For future Linux articles, can you use a Dx11 based Nvidia GPU?
It does well in HTML5 benches but 99% of the websites use primarily CSS and JS and HTML3, in which Firefox does poorly.
Waiting for OPERA12. It keeps impressing me.Reply
Even without hardware acceleration, it keeps up with the competition,
When that beast launches, it will kill FF/IE and most probably chrome too.
Who wants to guess that the poor Linux Flash and WebGL results were because Flash and WebGL don't use hardware acceleration with that graphics card and driver? I would be thinking so.Reply
Firefox performance took a dive starting with version 4, where all hardware acceleration was disabled: before then, in version 3.6, XRENDER was used when available (it was 4/5th as fast as IE9 on the same PC) while it is now really slow - it's all software.Reply
Moreover, the only driver enabled for hardware acceleration on Linux is the Nvidia driver: according to Mozilla (and verified by yours truly on AMD and Intel hardware), most display drivers in Linux suck when it comes to 2D rendering - ouch. Note that Mozilla and Google could add shims to circumvent those bugs, but they don't -not worth the effort, especially when driver makers could fix their bugs rather easily, leaving the browsers broken yet again.
I use Chrome (19.0.1041.0 dev presently) the most on Linux (Ubuntu) and empirically I felt Chrome works very well. Now your tests confirm it.Reply
I find Opera 12 really nice too. It can run with Opera 11.61. Opera 12 has a silver icon & 11.61 has its classic red. I like Firefox & Epiphany too.
Its a shame Safari and IE are not truly cross-platform.

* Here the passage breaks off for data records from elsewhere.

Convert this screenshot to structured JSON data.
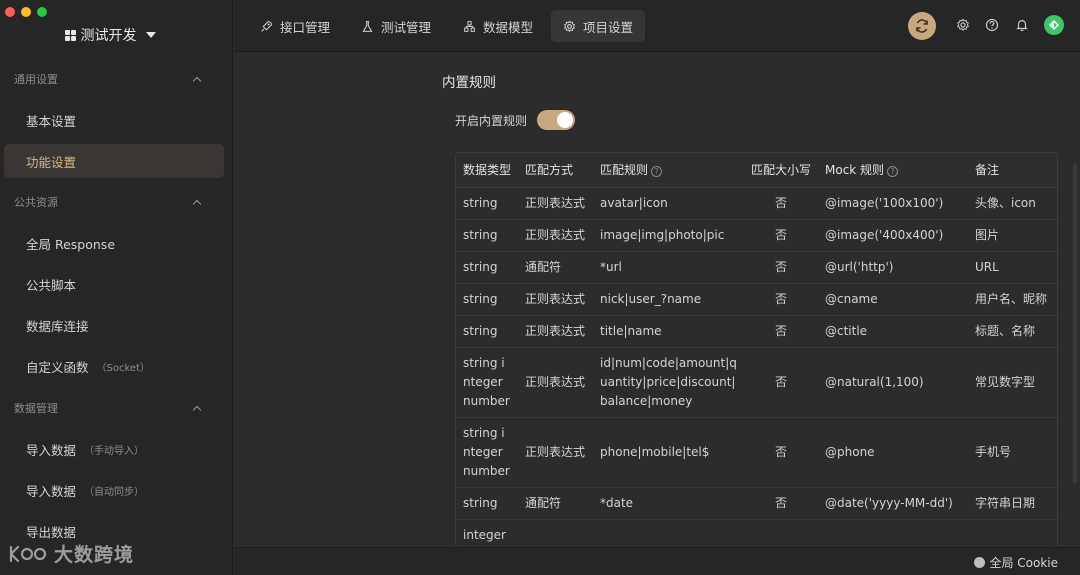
{
  "sidebar": {
    "workspace": "测试开发",
    "groups": [
      {
        "title": "通用设置",
        "items": [
          {
            "label": "基本设置",
            "sub": ""
          },
          {
            "label": "功能设置",
            "sub": ""
          }
        ]
      },
      {
        "title": "公共资源",
        "items": [
          {
            "label": "全局 Response",
            "sub": ""
          },
          {
            "label": "公共脚本",
            "sub": ""
          },
          {
            "label": "数据库连接",
            "sub": ""
          },
          {
            "label": "自定义函数",
            "sub": "（Socket）"
          }
        ]
      },
      {
        "title": "数据管理",
        "items": [
          {
            "label": "导入数据",
            "sub": "（手动导入）"
          },
          {
            "label": "导入数据",
            "sub": "（自动同步）"
          },
          {
            "label": "导出数据",
            "sub": ""
          }
        ]
      }
    ],
    "active_item": "功能设置",
    "brand": "大数跨境"
  },
  "topbar": {
    "tabs": [
      {
        "label": "接口管理",
        "icon": "rocket-icon"
      },
      {
        "label": "测试管理",
        "icon": "flask-icon"
      },
      {
        "label": "数据模型",
        "icon": "hierarchy-icon"
      },
      {
        "label": "项目设置",
        "icon": "gear-icon"
      }
    ],
    "active_tab": "项目设置",
    "icons": [
      "sync-icon",
      "settings-icon",
      "help-icon",
      "bell-icon",
      "avatar"
    ]
  },
  "main": {
    "section_title": "内置规则",
    "toggle_label": "开启内置规则",
    "toggle_on": true,
    "table": {
      "headers": [
        "数据类型",
        "匹配方式",
        "匹配规则",
        "匹配大小写",
        "Mock 规则",
        "备注"
      ],
      "rows": [
        {
          "type": "string",
          "method": "正则表达式",
          "rule": "avatar|icon",
          "case": "否",
          "mock": "@image('100x100')",
          "note": "头像、icon"
        },
        {
          "type": "string",
          "method": "正则表达式",
          "rule": "image|img|photo|pic",
          "case": "否",
          "mock": "@image('400x400')",
          "note": "图片"
        },
        {
          "type": "string",
          "method": "通配符",
          "rule": "*url",
          "case": "否",
          "mock": "@url('http')",
          "note": "URL"
        },
        {
          "type": "string",
          "method": "正则表达式",
          "rule": "nick|user_?name",
          "case": "否",
          "mock": "@cname",
          "note": "用户名、昵称"
        },
        {
          "type": "string",
          "method": "正则表达式",
          "rule": "title|name",
          "case": "否",
          "mock": "@ctitle",
          "note": "标题、名称"
        },
        {
          "type": "string integer number",
          "method": "正则表达式",
          "rule": "id|num|code|amount|quantity|price|discount|balance|money",
          "case": "否",
          "mock": "@natural(1,100)",
          "note": "常见数字型"
        },
        {
          "type": "string integer number",
          "method": "正则表达式",
          "rule": "phone|mobile|tel$",
          "case": "否",
          "mock": "@phone",
          "note": "手机号"
        },
        {
          "type": "string",
          "method": "通配符",
          "rule": "*date",
          "case": "否",
          "mock": "@date('yyyy-MM-dd')",
          "note": "字符串日期"
        },
        {
          "type": "integer",
          "method": "",
          "rule": "",
          "case": "",
          "mock": "",
          "note": ""
        }
      ]
    }
  },
  "footer": {
    "cookie_label": "全局 Cookie"
  },
  "colors": {
    "accent": "#c9a881",
    "active_text": "#d8b68c",
    "bg": "#2b2b2b"
  }
}
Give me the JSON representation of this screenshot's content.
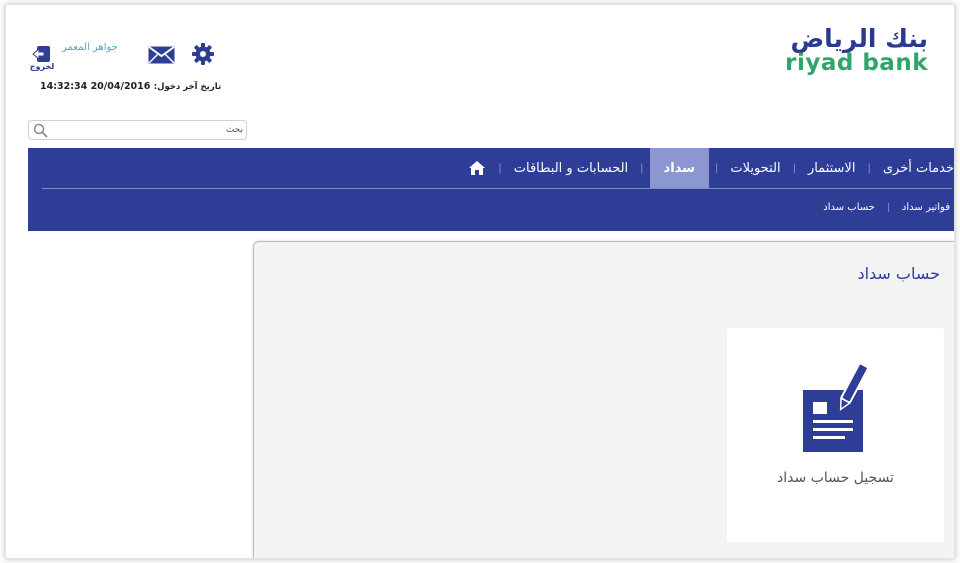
{
  "header": {
    "logo_ar": "بنك الرياض",
    "logo_en": "riyad bank",
    "username": "جواهر المعمر",
    "logout_label": "لخروج",
    "last_login_label": "تاريخ آخر دخول:",
    "last_login_value": "14:32:34 20/04/2016"
  },
  "search": {
    "placeholder": "بحث"
  },
  "nav": {
    "items": [
      {
        "label": "الحسابات و البطاقات"
      },
      {
        "label": "سداد"
      },
      {
        "label": "التحويلات"
      },
      {
        "label": "الاستثمار"
      },
      {
        "label": "خدمات أخرى"
      }
    ],
    "active_index": 1,
    "subitems": [
      {
        "label": "حساب سداد"
      },
      {
        "label": "فواتير سداد"
      }
    ]
  },
  "main": {
    "title": "حساب سداد",
    "card_label": "تسجيل حساب سداد"
  },
  "colors": {
    "nav_bg": "#2e3d96",
    "nav_active": "#8c96d0",
    "logo_blue": "#2b3a8f",
    "logo_green": "#2ea56b",
    "panel_bg": "#f3f3f3"
  },
  "icons": [
    "logout-icon",
    "mail-icon",
    "gear-icon",
    "search-icon",
    "home-icon",
    "register-form-icon"
  ]
}
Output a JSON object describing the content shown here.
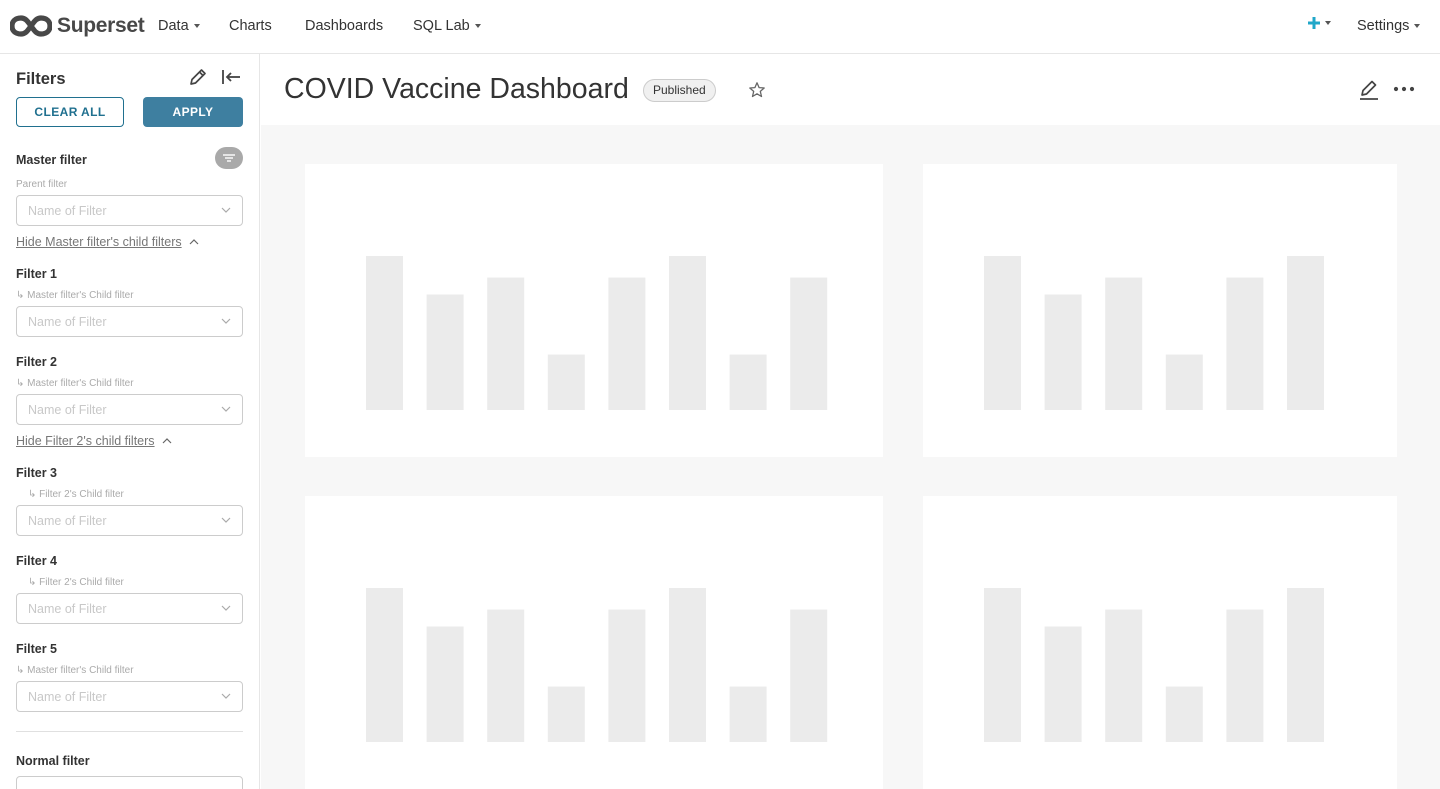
{
  "app": {
    "name": "Superset"
  },
  "nav": {
    "items": [
      {
        "label": "Data",
        "dropdown": true
      },
      {
        "label": "Charts",
        "dropdown": false
      },
      {
        "label": "Dashboards",
        "dropdown": false
      },
      {
        "label": "SQL Lab",
        "dropdown": true
      }
    ],
    "plus_icon": "plus-icon",
    "settings_label": "Settings"
  },
  "sidebar": {
    "title": "Filters",
    "clear_all": "CLEAR ALL",
    "apply": "APPLY",
    "placeholder": "Name of Filter",
    "master": {
      "label": "Master filter",
      "sub": "Parent filter"
    },
    "hide_master_link": "Hide Master filter's child filters",
    "filters": [
      {
        "label": "Filter 1",
        "sub": "↳ Master filter's Child filter"
      },
      {
        "label": "Filter 2",
        "sub": "↳ Master filter's Child filter"
      },
      {
        "label": "Filter 3",
        "sub": "↳ Filter 2's Child filter"
      },
      {
        "label": "Filter 4",
        "sub": "↳ Filter 2's Child filter"
      },
      {
        "label": "Filter 5",
        "sub": "↳ Master filter's Child filter"
      }
    ],
    "hide_filter2_link": "Hide Filter 2's child filters",
    "normal": {
      "label": "Normal filter"
    }
  },
  "dashboard": {
    "title": "COVID Vaccine Dashboard",
    "status_badge": "Published",
    "skeleton_color": "#ebebeb",
    "cards": [
      {
        "bars": [
          1.0,
          0.75,
          0.86,
          0.36,
          0.86,
          1.0,
          0.36,
          0.86
        ]
      },
      {
        "bars": [
          1.0,
          0.75,
          0.86,
          0.36,
          0.86,
          1.0
        ]
      },
      {
        "bars": [
          1.0,
          0.75,
          0.86,
          0.36,
          0.86,
          1.0,
          0.36,
          0.86
        ]
      },
      {
        "bars": [
          1.0,
          0.75,
          0.86,
          0.36,
          0.86,
          1.0
        ]
      }
    ]
  },
  "colors": {
    "accent": "#20708f",
    "apply_bg": "#3e7fa0",
    "plus": "#20a7c9"
  }
}
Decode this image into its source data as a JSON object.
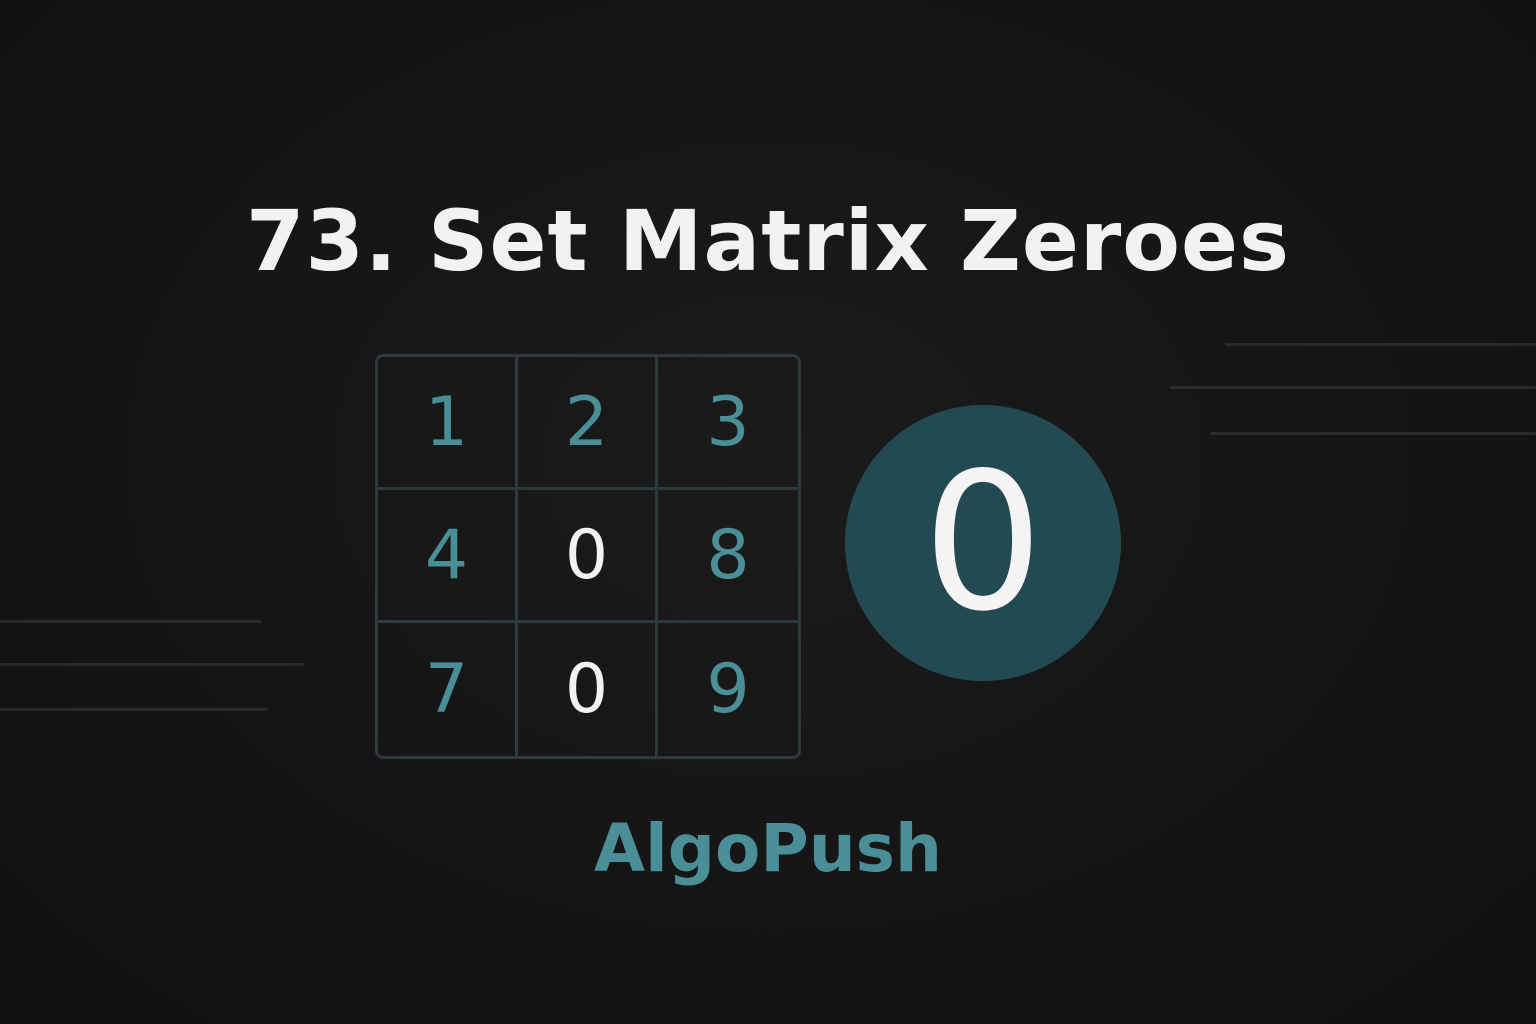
{
  "title": "73. Set Matrix Zeroes",
  "matrix": [
    [
      "1",
      "2",
      "3"
    ],
    [
      "4",
      "0",
      "8"
    ],
    [
      "7",
      "0",
      "9"
    ]
  ],
  "highlight_value": "0",
  "brand": "AlgoPush",
  "colors": {
    "background": "#141414",
    "title_text": "#f2f2f2",
    "accent_teal": "#4a8f98",
    "grid_line": "#2d3b3e",
    "circle_fill": "#234a52",
    "zero_text": "#f2f2f2"
  }
}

how many of those top 40 sites use HTML5?Reply
i think that the HTML5 scores should be weighed by a factor of the percent of top40 sites that use HTML5.
This way actual importance of HTML5 can be judged in real world.
It's a shame Apple does not pay enough attention to the Windows market and optimize their browser! On Mac Safari is king of the hill - personal opinion of course!Reply
On Windows I feel that IE9 works really well for me, although Chrome is the speed demon! FF 4+ lost their appeal for me.
The OSes that are used are 64 bits but the browsers are mostly (all?) 32bits on Windows, and probably 64bits on Linux.Reply
Internet Explorer has 64bits builds on Win7, and Firefox has "almost" a 64bits browser on Windows too: Waterfox, which is a semi-official Firefox for 64bits Windows. Waterfox in particular claims huge improvements over base 32bits install, I would like to see how that translates into real-world.
Not sure about availability of 64bits editions of other browsers on Windows.
Here are my wishes:
-clearly mention if the 32bits or 64bits version of the browser is used
-where applicable and relevant, test with both 32bits and 64bits variants. I would like to see IE and FF split into 32 and 64 variants on Win for example.
I personally migrated from FF to WF on my machines 3 weeks ago and find it noticeably faster in everyday use. WF is now my main browser.
As long as phones keep using Android, Chrome will be the most popular browser for a long while. Google have got it all sorted.Reply